Nylon is also made by condensation polymerization. The raw material is converted into two coal tar products: adipic acid and hexamethylene diamine. These are heated to form condensed product called nylon salt which is a polymer. The petrochemicals used for polymerization of nylon are non eco-friendly. Chemicals in the form of residues are retained by nylon fabric even after complete manufacture. As nylon fibre is bad conductor of heat, it does not allow the sweat and body heat to pass through. Formaldehyde in fabrics emitted by body heat causes skin allergies, eye watering and is a known potent carcinogen also. Delustrant chemical (titanium oxide), barium sulphate an antistatic substance cause hyper skin pigmentation, dermatitis and functioning of central nervous system as disorientation, dizziness, headache and spine pain. Green house gases like nitrous oxide and harmful volatile organic compounds are also emitted by nylon fabric.

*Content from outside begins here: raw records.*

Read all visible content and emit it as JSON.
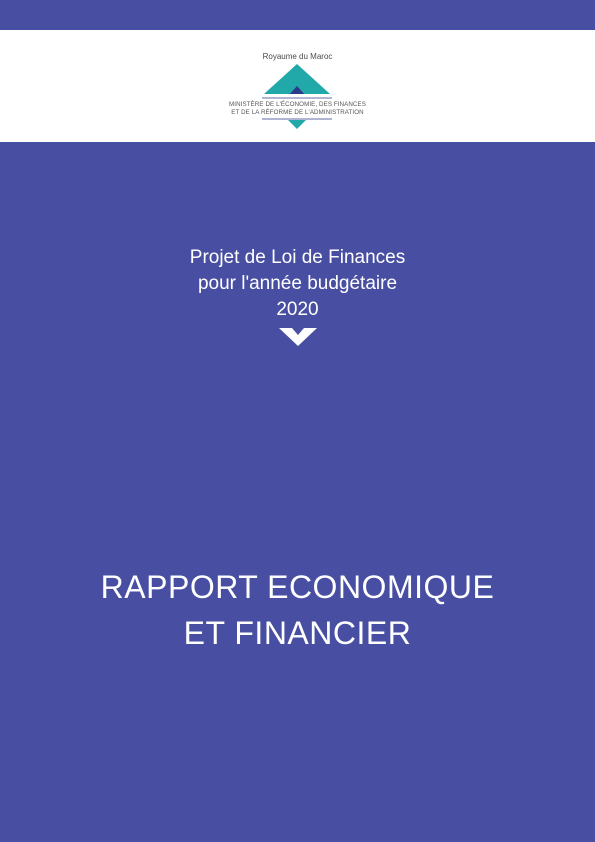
{
  "header": {
    "country": "Royaume du Maroc",
    "ministry_line1": "MINISTÈRE DE L'ÉCONOMIE, DES FINANCES",
    "ministry_line2": "ET DE LA RÉFORME DE L'ADMINISTRATION",
    "emblem_icon": "ministry-logo-icon"
  },
  "cover": {
    "subtitle_line1": "Projet de Loi de Finances",
    "subtitle_line2": "pour l'année budgétaire",
    "subtitle_line3": "2020",
    "title_line1": "RAPPORT ECONOMIQUE",
    "title_line2": "ET FINANCIER",
    "chevron_icon": "chevron-down-icon"
  },
  "colors": {
    "background": "#484fa2",
    "header_background": "#ffffff",
    "logo_teal": "#21a9a9",
    "logo_navy": "#2c3a8a",
    "text": "#ffffff"
  }
}
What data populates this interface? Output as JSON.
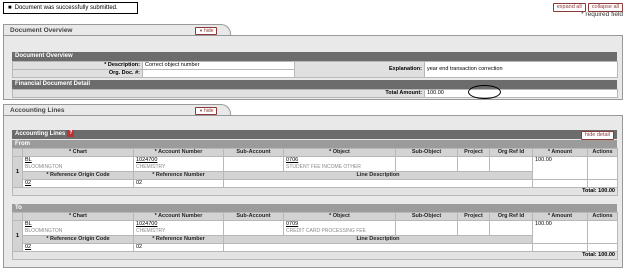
{
  "message": {
    "text": "Document was successfully submitted."
  },
  "top_buttons": {
    "expand_all": "expand all",
    "collapse_all": "collapse all"
  },
  "required_note": "* required field",
  "doc_overview": {
    "tab_label": "Document Overview",
    "hide_label": "hide",
    "header": "Document Overview",
    "description_label": "* Description:",
    "description_value": "Correct object number",
    "org_doc_label": "Org. Doc. #:",
    "org_doc_value": "",
    "explanation_label": "Explanation:",
    "explanation_value": "year end transaction correction",
    "financial_header": "Financial Document Detail",
    "total_amount_label": "Total Amount:",
    "total_amount_value": "100.00"
  },
  "accounting": {
    "tab_label": "Accounting Lines",
    "hide_label": "hide",
    "header": "Accounting Lines",
    "hide_detail": "hide detail",
    "columns": [
      "* Chart",
      "* Account Number",
      "Sub-Account",
      "* Object",
      "Sub-Object",
      "Project",
      "Org Ref Id",
      "* Amount",
      "Actions"
    ],
    "sub_columns": [
      "* Reference Origin Code",
      "* Reference Number",
      "Line Description"
    ],
    "from": {
      "label": "From",
      "row_num": "1",
      "chart": "BL",
      "chart_desc": "BLOOMINGTON",
      "account": "1024700",
      "account_desc": "CHEMISTRY",
      "object": "0706",
      "object_desc": "STUDENT FEE INCOME OTHER",
      "amount": "100.00",
      "ref_origin": "02",
      "ref_number": "02",
      "total": "Total: 100.00"
    },
    "to": {
      "label": "To",
      "row_num": "1",
      "chart": "BL",
      "chart_desc": "BLOOMINGTON",
      "account": "1024700",
      "account_desc": "CHEMISTRY",
      "object": "0709",
      "object_desc": "CREDIT CARD PROCESSING FEE",
      "amount": "100.00",
      "ref_origin": "02",
      "ref_number": "02",
      "total": "Total: 100.00"
    }
  }
}
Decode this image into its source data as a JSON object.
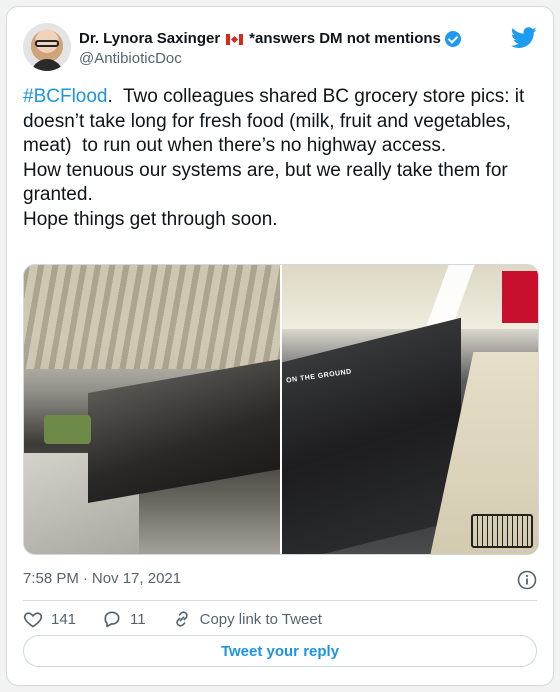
{
  "author": {
    "display_name": "Dr. Lynora Saxinger",
    "name_suffix": "*answers DM not mentions",
    "handle": "@AntibioticDoc"
  },
  "tweet": {
    "hashtag": "#BCFlood",
    "text_after_hashtag": ".  Two colleagues shared BC grocery store pics: it doesn’t take long for fresh food (milk, fruit and vegetables, meat)  to run out when there’s no highway access.\nHow tenuous our systems are, but we really take them for granted.\nHope things get through soon."
  },
  "media": {
    "right_photo_label": "ON THE GROUND"
  },
  "meta": {
    "time": "7:58 PM",
    "separator": "·",
    "date": "Nov 17, 2021"
  },
  "actions": {
    "likes": "141",
    "replies": "11",
    "copy_link": "Copy link to Tweet"
  },
  "reply_button": "Tweet your reply",
  "icons": {
    "brand": "twitter-bird-icon",
    "verified": "verified-badge-icon",
    "like": "heart-icon",
    "reply": "speech-bubble-icon",
    "link": "link-icon",
    "info": "info-icon"
  },
  "colors": {
    "brand": "#1d9bf0",
    "link": "#1b95e0",
    "muted": "#536471",
    "border": "#cfd9de"
  }
}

Spandex is an elastomeric fibre means it has a superior elasticity and has a smooth finish due to which it is commonly used for making shorts, tights, leggings, shirts and undergarments. It is molecularly described as to be composed of a chain like arrangements of soft stretchable segments of polyurethane linked together for reinforcement by hard segment. During manufacturing process of spandex fibre, a linear soluble polyurethane is dissolved in a strong solvent like Di Methyl Formamide (DMF), dimethyl acetamide or dimethyl sulfaoxide. Due to use of these strong chemicals in the manufacturing process of spandex fibres, wearing these fibres for long time, it can cause skin allergies. Occupational health status of the workers in spandex industry has also been reported [28]. As the fibres don’t have the ability to absorb sweat, once you start sweating beneath spandex, chemical could be released into the skin from the dyes and formaldehyde used on the fabric which causes allergies. Contact dermatitis due to spandex is a commonly seen side effect [29-34]. Due to the inability of spandex to absorb sweat, skin can become fertile ground for different bacterial infections. Folliculitis and impetigo is also fairly common & caused due to long wear of spandex fibres.

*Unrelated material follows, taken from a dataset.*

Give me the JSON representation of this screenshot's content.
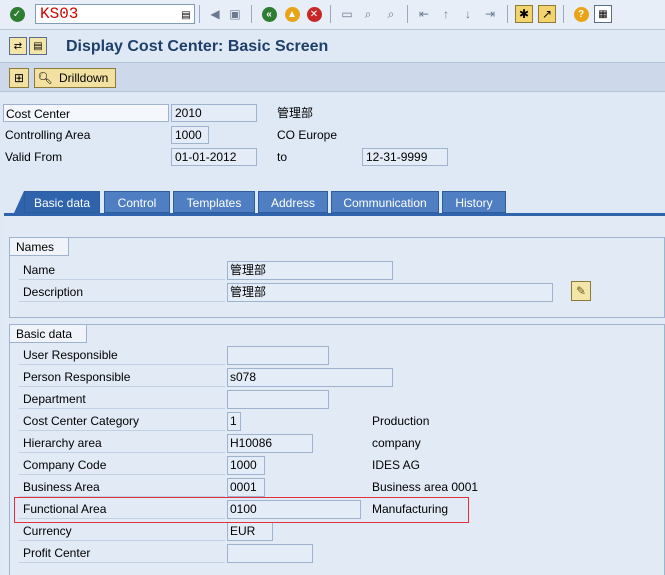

Acrylic fibre is any long chain synthetic polymer composed of at least 85% by weight of acrylonitrile units. Acrylonitrile may be made from acetylene or from ethylene. Both are petroleum derivatives. When the ethylene is treated with hyprochlorous acid, a chlorohydrin is reacted with sodium hydroxide to form ethylene oxide. Hydrocyanic acid is added to ethylene oxide producing cyanoalcohol which is dehydrated to yield acrylonitrile.

The acrylonitrile is then polymerized into polyacrylonitrile resin, a long chain linear polymer. The polyacrylonitrile is dissolved in DMF and extruded through a spinneret and stretched to form fibre. Delustrant is also added to make it semi dull. In spite of their antistatic finish, heat setting and water repellency finish is also given using many chemicals. It is designed for use in bulky knits and in hand knitting yarns. DMF used in spinning process of acrylic fibres is easily absorbed through the skin and can cause liver damage and other adverse health effects [35-39].

If one is facing some mysterious health symptoms like skin rashes, nausea, fatigue, burning, itching, headaches and breathing problems and you cannot seem to get control over, it is worth checking out whether your clothes could be the problem. All these symptoms may be associated with chemicals which are used in manufacturing the fabrics. Table 1 shows the side effects of the chemicals used in the manufacture of different fibres.

Citation: Singh Z and Bhalla S. Toxicity of Synthetic Fibres & Health. Adv Res Text Eng. 2017; 2(1): 1012. ISSN:2572-9373